FCC Changes to PRS Bands GMRS, FRS, CB & MURS

FCC Changes to PRS Bands – GMRS, FRS, CB & MURS

FCC Part 95 Rule Changes for 2017
On May 18th 2017, the FCC adopted parts of a long-standing Notice of Proposed Rule Making (NPRM) that affects several of the PRS (Personal Radio Service) bands, which include GMRS (General Mobile Radio Service), FRS (Family Radio Service), and CB (Citizens Band), now called the CBRS (CB Radio Service). MURS (Multi-Use Radio Service) remains largely unchanged.

Implementation of the rules took effect 30 days after the new order was published on 08/29/17 (effective on 09/28/17), but some of the equipment changes required by the new rules won’t take place for 90 days to 24 months.
We’ll dive deeper into the changes and also what exciting new gear and programming configurations we’ll be offering to take advantage of the new GMRS capabilities in future posts, but in the meantime, here are some bullet points of the rule changes that might affect BetterSafeRadio customers and FRS/GMRS users in general:
  • Hybrid FRS/GMRS “Bubble Pack” radios will no longer be certified in the future by the FCC. Radios will now only be certified as either FRS, or GMRS (or MURS), etc.
  • FRS radios can now operate on the previously GMRS-only 462 MHz (GMRS ch. 15-22) Channels. Yes, these are the GMRS repeater output frequencies, which could cause even more repeater interference by FRS users (especially considering the next item below), but they will not be allowed to transmit on the repeater input channels, so no repeater use for FRS.
  • FRS radios will now be authorized to use up to 2 Watts ERP (Effective Radiated Power) on FRS 462 MHz frequencies (FRS ch. 1-7), and on the new shared FRS/GMRS 462 MHz frequencies (GMRS ch. 15-22). This means a kid with an FRS radio running 2W next door to you, might be able to mask your repeater reception if they are close to your antenna (although they’ve been doing this with the hybrid FRS/GMRS radios for years).
  • Existing FRS/GMRS hybrid radios that use 2W or less, will now be retro-reclassified as FRS radios, using the new expanded FRS capabilities.
  • Existing FRS/GMRS hybrid radios that put out MORE than 2W, will now be retro-reclassified as GMRS radios, will still require a GMRS license, and will allow the new expanded FRS/GMRS interstitial channels (previously FRS-only ch. 8-14 – see below).
  • GMRS will now become Part 95E (instead of Part 95A), FRS (Part 95B) and MURS (Part 95J) remaining the same.

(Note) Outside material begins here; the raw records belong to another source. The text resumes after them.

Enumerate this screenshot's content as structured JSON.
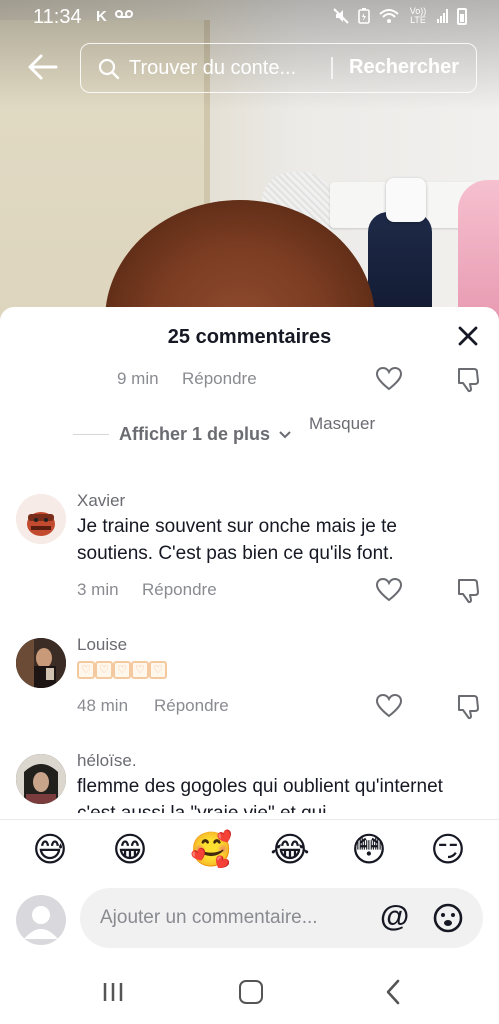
{
  "status_bar": {
    "time": "11:34",
    "left_icons": [
      "k-icon",
      "voicemail-icon"
    ],
    "right_icons": [
      "mute-icon",
      "battery-saver-icon",
      "wifi-icon",
      "volte-icon",
      "signal-icon",
      "battery-icon"
    ],
    "volte_label": "Vo)) LTE"
  },
  "search": {
    "placeholder": "Trouver du conte...",
    "button_label": "Rechercher"
  },
  "comments": {
    "title": "25 commentaires",
    "expand_label": "Afficher 1 de plus",
    "hide_label": "Masquer",
    "reply_label": "Répondre",
    "previous_reply": {
      "time": "9 min"
    },
    "items": [
      {
        "username": "Xavier",
        "text": "Je traine souvent sur onche mais je te soutiens. C'est pas bien ce qu'ils font.",
        "time": "3 min"
      },
      {
        "username": "Louise",
        "text": "",
        "time": "48 min"
      },
      {
        "username": "héloïse.",
        "text": "flemme des gogoles qui oublient qu'internet c'est aussi la \"vraie vie\" et qui"
      }
    ]
  },
  "emoji_bar": [
    "😅",
    "😁",
    "🥰",
    "😂",
    "😳",
    "😏"
  ],
  "composer": {
    "placeholder": "Ajouter un commentaire...",
    "at_symbol": "@"
  },
  "colors": {
    "text_primary": "#161823",
    "text_secondary": "#8a8b91",
    "input_bg": "#f1f1f2"
  }
}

Salvation Army Seeks Amateur Radio Operators for Possible Caribbean Deployment

Salvation Army Seeks Amateur Radio Operators for Possible Caribbean Deployment

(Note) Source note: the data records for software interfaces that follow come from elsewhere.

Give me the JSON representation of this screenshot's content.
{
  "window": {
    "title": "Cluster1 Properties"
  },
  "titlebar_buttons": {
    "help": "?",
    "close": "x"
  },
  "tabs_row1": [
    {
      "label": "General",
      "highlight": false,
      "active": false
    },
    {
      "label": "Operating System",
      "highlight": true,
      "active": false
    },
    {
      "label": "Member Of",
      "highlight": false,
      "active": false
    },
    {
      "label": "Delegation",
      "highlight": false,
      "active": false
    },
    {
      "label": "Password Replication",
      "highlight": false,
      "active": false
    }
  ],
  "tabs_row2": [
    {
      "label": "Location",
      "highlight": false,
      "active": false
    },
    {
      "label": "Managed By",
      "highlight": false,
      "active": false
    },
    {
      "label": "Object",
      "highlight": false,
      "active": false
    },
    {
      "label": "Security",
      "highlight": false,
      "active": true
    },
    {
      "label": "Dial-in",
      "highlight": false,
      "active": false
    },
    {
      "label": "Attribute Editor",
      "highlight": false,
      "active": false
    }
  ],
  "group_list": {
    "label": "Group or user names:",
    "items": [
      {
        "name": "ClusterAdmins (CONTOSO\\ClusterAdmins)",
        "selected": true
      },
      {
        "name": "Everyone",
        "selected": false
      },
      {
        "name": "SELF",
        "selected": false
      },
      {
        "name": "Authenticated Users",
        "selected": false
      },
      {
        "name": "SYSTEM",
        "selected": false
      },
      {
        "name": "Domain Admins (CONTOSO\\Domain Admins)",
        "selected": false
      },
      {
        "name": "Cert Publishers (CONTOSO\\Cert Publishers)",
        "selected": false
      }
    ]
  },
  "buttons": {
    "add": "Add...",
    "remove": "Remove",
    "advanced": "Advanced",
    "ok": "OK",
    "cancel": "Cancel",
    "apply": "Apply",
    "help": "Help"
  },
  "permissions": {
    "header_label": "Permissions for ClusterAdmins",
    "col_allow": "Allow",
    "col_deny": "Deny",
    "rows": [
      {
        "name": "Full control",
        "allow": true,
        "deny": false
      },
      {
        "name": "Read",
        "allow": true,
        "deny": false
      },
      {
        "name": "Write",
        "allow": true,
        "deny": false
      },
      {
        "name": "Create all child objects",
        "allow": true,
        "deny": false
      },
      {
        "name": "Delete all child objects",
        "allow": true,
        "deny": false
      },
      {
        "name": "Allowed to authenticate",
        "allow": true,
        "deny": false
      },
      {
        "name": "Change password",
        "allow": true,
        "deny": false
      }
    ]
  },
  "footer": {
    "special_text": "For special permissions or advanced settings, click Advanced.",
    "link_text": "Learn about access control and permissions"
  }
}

SATERN: Salvation Army Team Radio Network

The Salvation Army Team Emergency Radio Network (SATERN) has been asked to recruit SATERN Amateur Radio operators for potential deployment to TSA’s Puerto Rico and Virgin Islands Division. SATERN National Liaison Bill Feist, WB8BZH, emphasizes that this is a recruitment request to be on standby only.

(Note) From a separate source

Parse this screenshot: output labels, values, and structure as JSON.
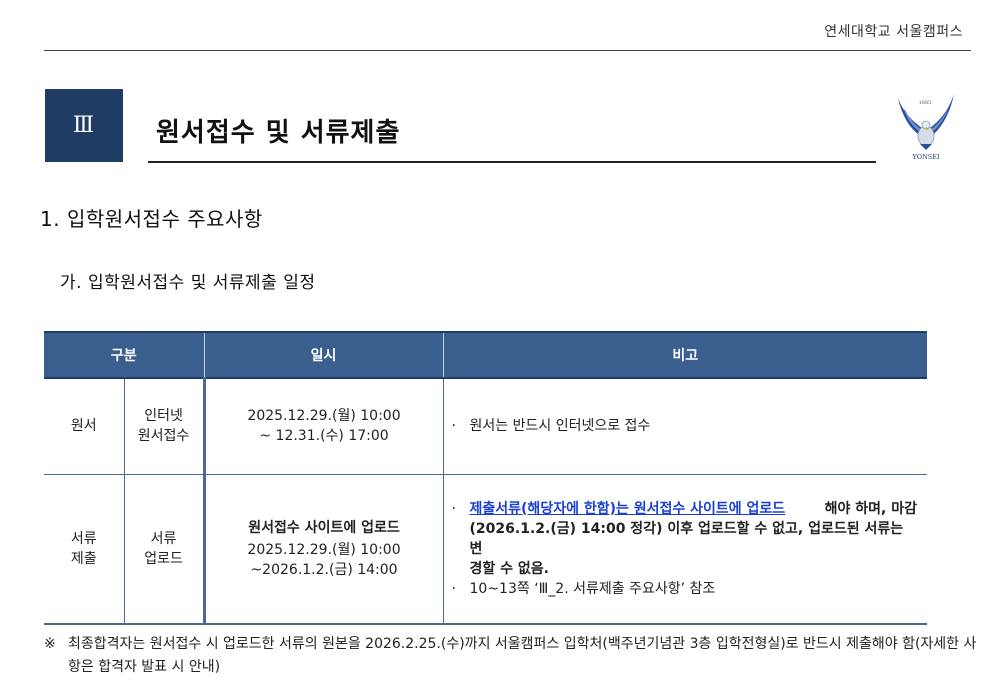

“This will not be an easy deployment so operators interested in deploying on behalf of The Salvation Army should carefully read and ensure that they can meet the conditions and requirements,” Feist said.